Women who have demanding jobs — ones with significant stress — are at increased risk of gaining a considerable amount of weight as they grow older, according to Swedish researchers.
No such risk was observed among men with stressful jobs, however.
“We were able to see that high job demands played a part in women’s weight gain, while for men there was no association between high demands and weight gain,” said Sofia Klingberg, the study’s lead author and a research in community medicine and public health at the University of Gothenburg, in a released statement.
The study was published Friday in the International Archives of Occupational and Environmental Health.
Stress and weight gain
As background information in the study points out, psychosocial factors, such as mental stress, are known to contribute to unhealthful behaviors, including unhealthful eating that can lead to excess weight.
Stress also increases the amount of cortisol circulating in the body. High amounts of that hormone have been linked to the accumulation of visceral fat (the body fat that’s stored around the liver, pancreas and other major internal organs in the abdomen), as well as to a reduction in lean body mass.
Given those findings, it’s not surprising that job strain has also been linked to obesity-related diseases, such as type 2 diabetes, heart disease and stroke.
Klingberg and her colleagues wanted to take a closer look at the relationship between work-related stress and major weight gain, particularly over a long period of time.
For the study, the researchers analyzed health data collected from a representative sample of 3,872 Swedish men and women. The participants had their body mass index (BMI) calculated on three different occasions over a 20-year period, either from age to 30 to 50 or from age 40 to 60.
On each of those occasions the participants also filled out questionnaires that assessed their work-related stress. Those questions asked them about job-related psychological pressures, the pace of their workload, and whether they felt they were given enough time to complete their work responsibilities.
They were also asked questions aimed at assessing how much control they felt they had at their jobs, such as whether they were personally able to choose what they did and how they did it, as well as how often they learned something new and whether their job required imagination or advanced skills.
At the time the participants entered the study, 27 percent of the women and 39 percent of the men were overweight or obese. Ten years later, 33.5 percent of all the women and 26 percent of the all the men had increased their body weight by 10 percent or more — an amount the researchers defined as a major weight gain. After 20 years, 48.9 percent of the women and and 43.7 of the men weighed at least 10 percent more than they had at the start of the study.
The people most likely to have experienced a weight gain of 10 percent or more were those with a low degree of control over their work. That finding applied to both men and women.
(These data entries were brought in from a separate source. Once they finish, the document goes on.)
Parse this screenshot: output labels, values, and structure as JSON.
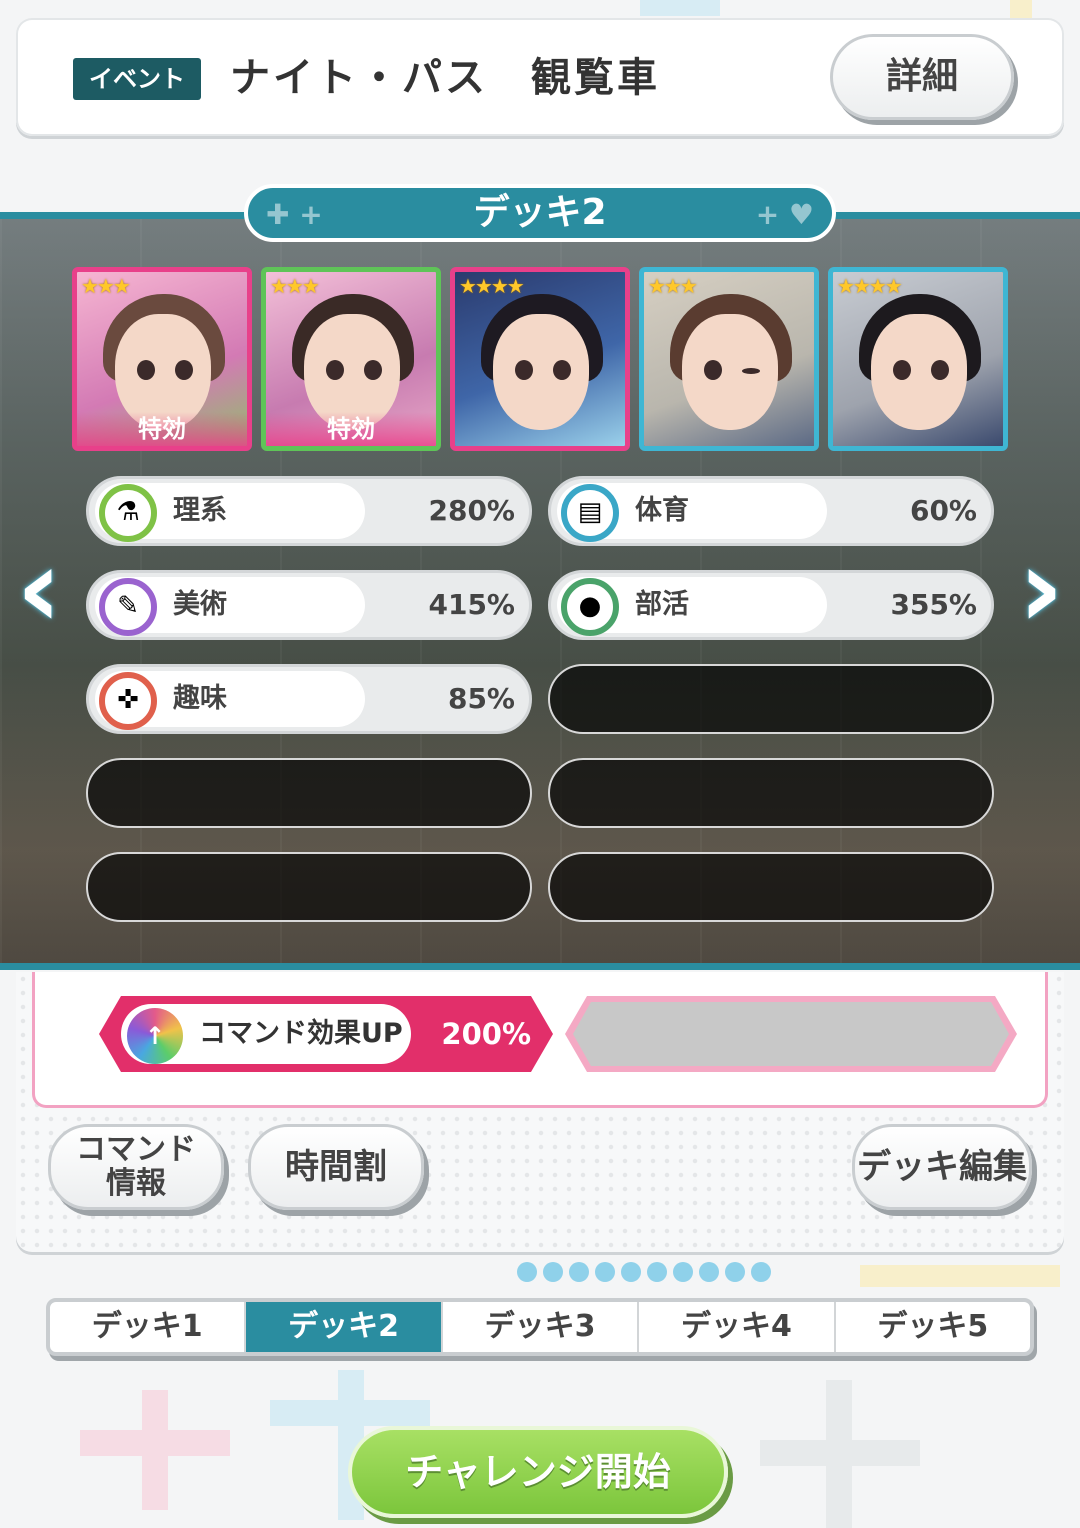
{
  "header": {
    "badge": "イベント",
    "title": "ナイト・パス　観覧車",
    "detail_button": "詳細"
  },
  "deck": {
    "title": "デッキ2",
    "cards": [
      {
        "stars": "★★★",
        "frame": "pink",
        "tag": "特効"
      },
      {
        "stars": "★★★",
        "frame": "green",
        "tag": "特効"
      },
      {
        "stars": "★★★★",
        "frame": "pink",
        "tag": ""
      },
      {
        "stars": "★★★",
        "frame": "blue",
        "tag": ""
      },
      {
        "stars": "★★★★",
        "frame": "blue",
        "tag": ""
      }
    ],
    "stats": [
      {
        "label": "理系",
        "value": "280%",
        "icon": "flask-icon",
        "color": "#7fc246"
      },
      {
        "label": "体育",
        "value": "60%",
        "icon": "dumbbell-icon",
        "color": "#3aa7c7"
      },
      {
        "label": "美術",
        "value": "415%",
        "icon": "paintbrush-icon",
        "color": "#9a63cf"
      },
      {
        "label": "部活",
        "value": "355%",
        "icon": "ball-icon",
        "color": "#4aa36a"
      },
      {
        "label": "趣味",
        "value": "85%",
        "icon": "gamepad-icon",
        "color": "#e0604c"
      }
    ]
  },
  "command": {
    "label": "コマンド効果UP",
    "value": "200%"
  },
  "buttons": {
    "command_info_line1": "コマンド",
    "command_info_line2": "情報",
    "timetable": "時間割",
    "deck_edit": "デッキ編集"
  },
  "tabs": [
    "デッキ1",
    "デッキ2",
    "デッキ3",
    "デッキ4",
    "デッキ5"
  ],
  "active_tab": "デッキ2",
  "challenge_button": "チャレンジ開始",
  "colors": {
    "teal": "#2a8da0",
    "pink": "#e22f6a",
    "green": "#7cc63c"
  }
}
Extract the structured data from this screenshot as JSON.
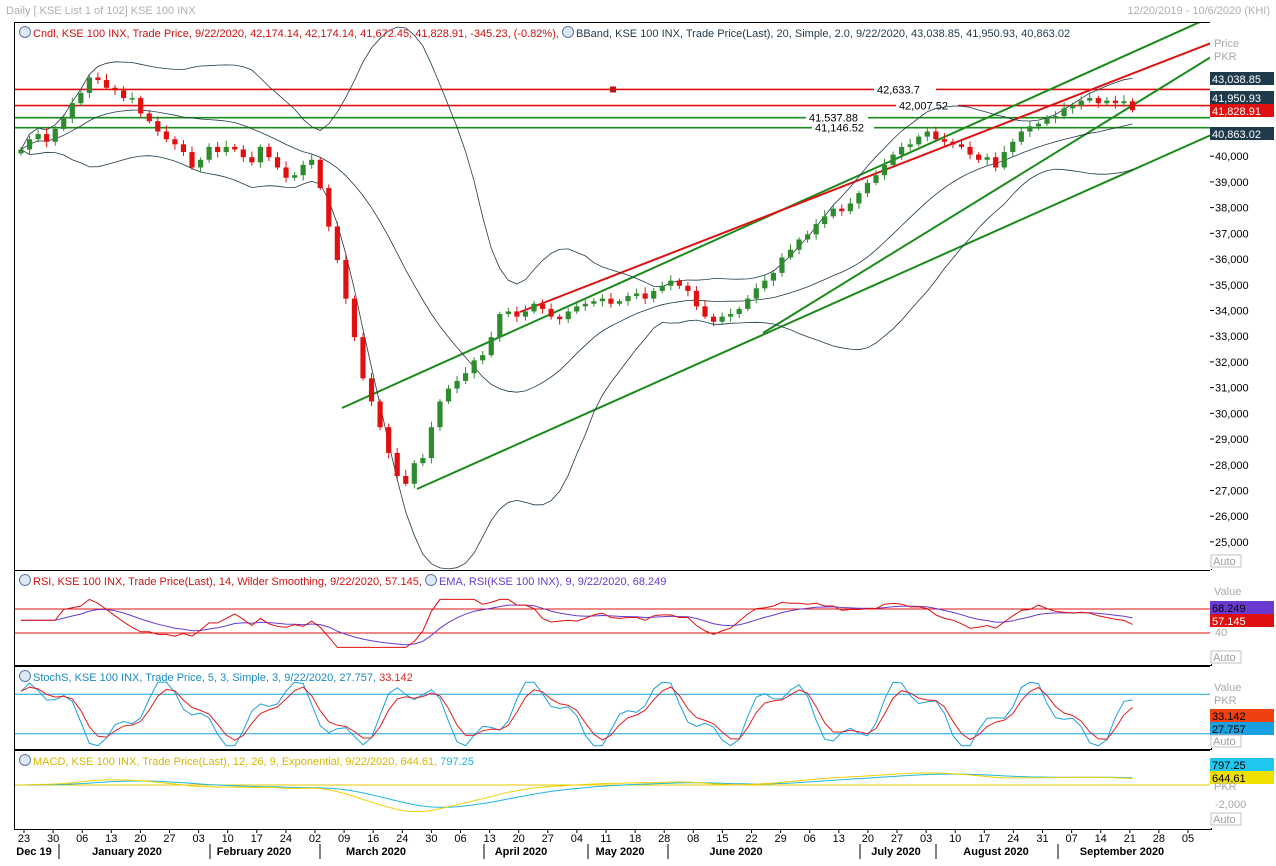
{
  "window": {
    "title": "Daily [.KSE List 1 of 102] KSE 100 INX",
    "date_range": "12/20/2019 - 10/6/2020 (KHI)"
  },
  "price_panel": {
    "legend_candle": "Cndl, KSE 100 INX, Trade Price, 9/22/2020, 42,174.14, 42,174.14, 41,672.45, 41,828.91, -345.23, (-0.82%),",
    "legend_bband": "BBand, KSE 100 INX, Trade Price(Last), 20, Simple, 2.0, 9/22/2020, 43,038.85, 41,950.93, 40,863.02",
    "axis_title": "Price",
    "axis_unit": "PKR",
    "auto_label": "Auto",
    "ticks": [
      "40,000",
      "39,000",
      "38,000",
      "37,000",
      "36,000",
      "35,000",
      "34,000",
      "33,000",
      "32,000",
      "31,000",
      "30,000",
      "29,000",
      "28,000",
      "27,000",
      "26,000",
      "25,000"
    ],
    "tags": {
      "bb_upper": "43,038.85",
      "bb_mid": "41,950.93",
      "last": "41,828.91",
      "bb_lower": "40,863.02"
    },
    "level_labels": [
      "42,633.7",
      "42,007.52",
      "41,537.88",
      "41,146.52"
    ]
  },
  "rsi_panel": {
    "legend_rsi": "RSI, KSE 100 INX, Trade Price(Last), 14, Wilder Smoothing, 9/22/2020, 57.145,",
    "legend_ema": "EMA, RSI(KSE 100 INX), 9, 9/22/2020, 68.249",
    "axis_title": "Value",
    "ticks": [
      "40"
    ],
    "tags": {
      "ema": "68.249",
      "rsi": "57.145"
    },
    "auto_label": "Auto"
  },
  "stoch_panel": {
    "legend": "StochS, KSE 100 INX, Trade Price, 5, 3, Simple, 3, 9/22/2020, 27.757,",
    "legend_d": "33.142",
    "axis_title": "Value",
    "axis_unit": "PKR",
    "tags": {
      "d": "33.142",
      "k": "27.757"
    },
    "auto_label": "Auto"
  },
  "macd_panel": {
    "legend": "MACD, KSE 100 INX, Trade Price(Last), 12, 26, 9, Exponential, 9/22/2020, 644.61,",
    "legend_signal": "797.25",
    "axis_unit": "PKR",
    "ticks": [
      "-2,000"
    ],
    "tags": {
      "signal": "797.25",
      "macd": "644.61"
    },
    "auto_label": "Auto"
  },
  "x_axis": {
    "days": [
      "23",
      "30",
      "06",
      "13",
      "20",
      "27",
      "03",
      "10",
      "17",
      "24",
      "02",
      "09",
      "16",
      "24",
      "30",
      "06",
      "13",
      "20",
      "27",
      "04",
      "11",
      "18",
      "28",
      "08",
      "15",
      "22",
      "29",
      "06",
      "13",
      "20",
      "27",
      "03",
      "10",
      "17",
      "24",
      "31",
      "07",
      "14",
      "21",
      "28",
      "05"
    ],
    "months": [
      "Dec 19",
      "January 2020",
      "February 2020",
      "March 2020",
      "April 2020",
      "May 2020",
      "June 2020",
      "July 2020",
      "August 2020",
      "September 2020"
    ]
  },
  "colors": {
    "up": "#2e8b2e",
    "down": "#e01010",
    "red_line": "#e01010",
    "green_line": "#1a8a1a",
    "bband": "#1f3a4a",
    "rsi": "#e01010",
    "ema": "#6a3ad0",
    "stoch_k": "#1aa0e0",
    "stoch_d": "#e02020",
    "macd": "#f0d000",
    "signal": "#20b8e0"
  },
  "chart_data": {
    "type": "candlestick",
    "instrument": "KSE 100 INX",
    "closes": [
      40300,
      40700,
      40900,
      40600,
      41100,
      41500,
      42100,
      42500,
      43100,
      43000,
      42700,
      42600,
      42300,
      42300,
      41700,
      41400,
      41000,
      40700,
      40500,
      40200,
      39600,
      39900,
      40400,
      40200,
      40400,
      40300,
      40000,
      39800,
      40400,
      40000,
      39600,
      39200,
      39300,
      39700,
      39900,
      38800,
      37300,
      36000,
      34500,
      33000,
      31400,
      30500,
      29500,
      28500,
      27600,
      27300,
      28100,
      28300,
      29500,
      30500,
      31000,
      31300,
      31600,
      32100,
      32300,
      33000,
      33900,
      34000,
      33800,
      34000,
      34300,
      34100,
      33800,
      33700,
      34000,
      34200,
      34300,
      34400,
      34500,
      34300,
      34400,
      34600,
      34700,
      34500,
      34800,
      35000,
      35200,
      35000,
      34800,
      34200,
      33800,
      33600,
      33800,
      33900,
      34100,
      34500,
      34900,
      35200,
      35500,
      36100,
      36400,
      36800,
      37000,
      37400,
      37700,
      38000,
      37900,
      38200,
      38600,
      39000,
      39300,
      39700,
      40100,
      40400,
      40500,
      40800,
      41000,
      40700,
      40600,
      40500,
      40400,
      40100,
      39900,
      40000,
      39600,
      40200,
      40600,
      41000,
      41200,
      41300,
      41500,
      41600,
      41900,
      42000,
      42200,
      42300,
      42100,
      42200,
      42100,
      42174,
      41829
    ],
    "bband": {
      "upper": "43,038.85",
      "middle": "41,950.93",
      "lower": "40,863.02"
    },
    "levels": [
      42633.7,
      42007.52,
      41537.88,
      41146.52
    ],
    "ylim": [
      25000,
      43500
    ]
  }
}
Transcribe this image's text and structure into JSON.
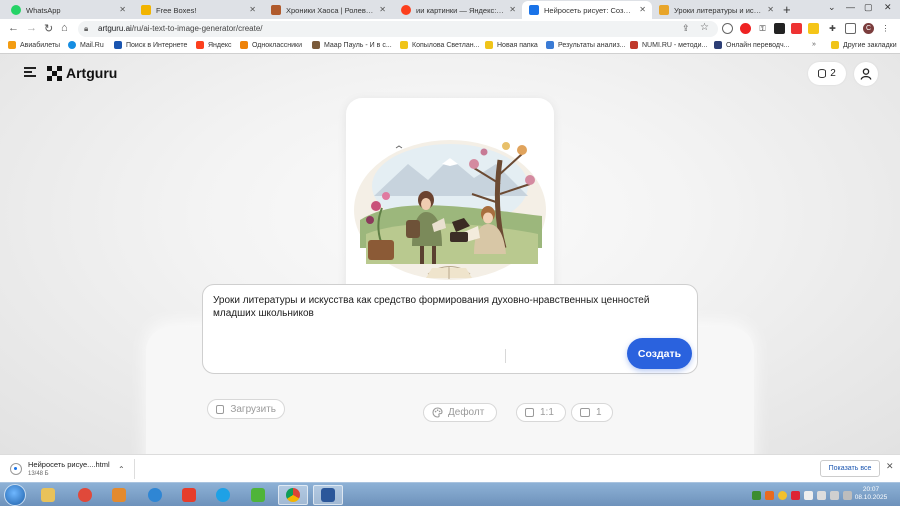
{
  "browser": {
    "tabs": [
      {
        "label": "WhatsApp",
        "icon": "whatsapp-icon",
        "color": "#25d366"
      },
      {
        "label": "Free Boxes!",
        "icon": "star-icon",
        "color": "#f2b400"
      },
      {
        "label": "Хроники Хаоса | Ролевая онл...",
        "icon": "game-icon",
        "color": "#b05a2c"
      },
      {
        "label": "ии картинки — Яндекс: нашл...",
        "icon": "yandex-icon",
        "color": "#fc3f1d"
      },
      {
        "label": "Нейросеть рисует: Создание...",
        "icon": "artguru-icon",
        "color": "#1a73e8",
        "active": true
      },
      {
        "label": "Уроки литературы и искусств...",
        "icon": "school-icon",
        "color": "#e8a52a"
      }
    ],
    "url_domain": "artguru.ai",
    "url_path": "/ru/ai-text-to-image-generator/create/",
    "bookmarks": [
      {
        "label": "Авиабилеты",
        "icon": "plane-icon",
        "color": "#f39c12"
      },
      {
        "label": "Mail.Ru",
        "icon": "mail-icon",
        "color": "#168de2"
      },
      {
        "label": "Поиск в Интернете",
        "icon": "search-icon",
        "color": "#1a55b0"
      },
      {
        "label": "Яндекс",
        "icon": "yandex-icon",
        "color": "#fc3f1d"
      },
      {
        "label": "Одноклассники",
        "icon": "ok-icon",
        "color": "#ee8208"
      },
      {
        "label": "Маар Пауль - И в с...",
        "icon": "book-icon",
        "color": "#7a5a3a"
      },
      {
        "label": "Копылова Светлан...",
        "icon": "folder-icon",
        "color": "#f0c419"
      },
      {
        "label": "Новая папка",
        "icon": "folder-icon",
        "color": "#f0c419"
      },
      {
        "label": "Результаты анализ...",
        "icon": "mountain-icon",
        "color": "#3a7bd5"
      },
      {
        "label": "NUMI.RU - методи...",
        "icon": "numi-icon",
        "color": "#c0392b"
      },
      {
        "label": "Онлайн переводч...",
        "icon": "translate-icon",
        "color": "#2c3e75"
      },
      {
        "label": "Другие закладки",
        "icon": "folder-icon",
        "color": "#f0c419"
      }
    ]
  },
  "app": {
    "logo_text": "Artguru",
    "credits": "2"
  },
  "prompt": {
    "text": "Уроки литературы и искусства как средство формирования духовно-нравственных ценностей младших школьников",
    "upload_label": "Загрузить",
    "style_label": "Дефолт",
    "ratio_label": "1:1",
    "count_label": "1",
    "create_label": "Создать"
  },
  "downloads": {
    "file_name": "Нейросеть рисуе....html",
    "file_size": "13/48 Б",
    "show_all_label": "Показать все"
  },
  "taskbar": {
    "time": "20:07",
    "date": "08.10.2025"
  }
}
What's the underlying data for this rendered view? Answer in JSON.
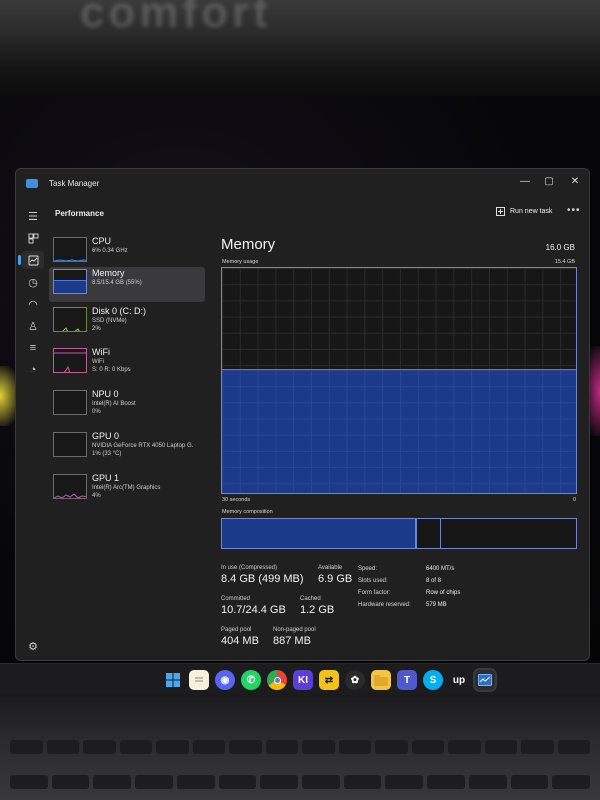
{
  "window": {
    "title": "Task Manager"
  },
  "toolbar": {
    "section_title": "Performance",
    "run_new_task": "Run new task",
    "more": "•••"
  },
  "devices": [
    {
      "name": "CPU",
      "sub1": "6%  0.34 GHz",
      "sub2": ""
    },
    {
      "name": "Memory",
      "sub1": "8.5/15.4 GB (55%)",
      "sub2": ""
    },
    {
      "name": "Disk 0 (C: D:)",
      "sub1": "SSD (NVMe)",
      "sub2": "2%"
    },
    {
      "name": "WiFi",
      "sub1": "WiFi",
      "sub2": "S: 0  R: 0 Kbps"
    },
    {
      "name": "NPU 0",
      "sub1": "Intel(R) AI Boost",
      "sub2": "0%"
    },
    {
      "name": "GPU 0",
      "sub1": "NVIDIA GeForce RTX 4050 Laptop G.",
      "sub2": "1% (33 °C)"
    },
    {
      "name": "GPU 1",
      "sub1": "Intel(R) Arc(TM) Graphics",
      "sub2": "4%"
    }
  ],
  "memory": {
    "title": "Memory",
    "total": "16.0 GB",
    "usage_label": "Memory usage",
    "usage_max": "15.4 GB",
    "usage_fraction": 0.55,
    "time_label": "30 seconds",
    "time_end": "0",
    "composition_label": "Memory composition",
    "composition": {
      "in_use_fraction": 0.55,
      "modified_fraction": 0.07
    },
    "stats": {
      "in_use_label": "In use (Compressed)",
      "in_use_value": "8.4 GB (499 MB)",
      "available_label": "Available",
      "available_value": "6.9 GB",
      "committed_label": "Committed",
      "committed_value": "10.7/24.4 GB",
      "cached_label": "Cached",
      "cached_value": "1.2 GB",
      "paged_label": "Paged pool",
      "paged_value": "404 MB",
      "nonpaged_label": "Non-paged pool",
      "nonpaged_value": "887 MB"
    },
    "details": [
      {
        "label": "Speed:",
        "value": "6400 MT/s"
      },
      {
        "label": "Slots used:",
        "value": "8 of 8"
      },
      {
        "label": "Form factor:",
        "value": "Row of chips"
      },
      {
        "label": "Hardware reserved:",
        "value": "579 MB"
      }
    ]
  },
  "taskbar": {
    "icons": [
      "windows-icon",
      "notepad-icon",
      "discord-icon",
      "whatsapp-icon",
      "chrome-icon",
      "ki-icon",
      "dev-icon",
      "chatgpt-icon",
      "file-explorer-icon",
      "teams-icon",
      "skype-icon",
      "upwork-icon",
      "task-manager-icon"
    ],
    "ki_text": "KI",
    "up_text": "up"
  },
  "background_text": "comfort",
  "colors": {
    "accent": "#1b3a8a",
    "graph_border": "#6f86c8",
    "window_bg": "#202020",
    "selection": "#3a3a3c"
  }
}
High levels of work-related stress were also linked to weight gain, but only for women. Women who spent 20 years in high-demand jobs gained, on average, 20 percent more weight than women in low-demand jobs.
How much education they had didn’t explain this association, the study also found.
Limitations and implications
The study was observational, so it can’t prove a causal relationship between work stress and weight gain. Also, the participants’ level of job strain was based on their self-reports, which may or may have had hidden biases.
In addition, all the participants were Swedish. The findings might not apply, therefore, to people living elsewhere, including here in the United States.
Indeed, obesity is much less prevalent in Sweden than in the U.S. In 2016, 36.2 percent of American adults were obese compared to 20.6 percent of Swedish adults, according to the World Health Organization.
Still, the findings support previous research that has suggested a correlation between chronic stress — of any kind — and weight gain, particularly among women.
“When it came to the level of demands at work, only the women were affected,” said Klingberg.
“We haven’t investigated the underlying causes,” she added, “but it may conceivably be about a combination of job demands and the greater responsibility for the home that women often assume. This may make it difficult to find time to exercise and live a healthy life.”
FMI: You can read the study in full on the website for the International Archives of Occupational and Environmental Health. You can also take one of the study’s self-tests about job stress on the University of Gothenburg’s website.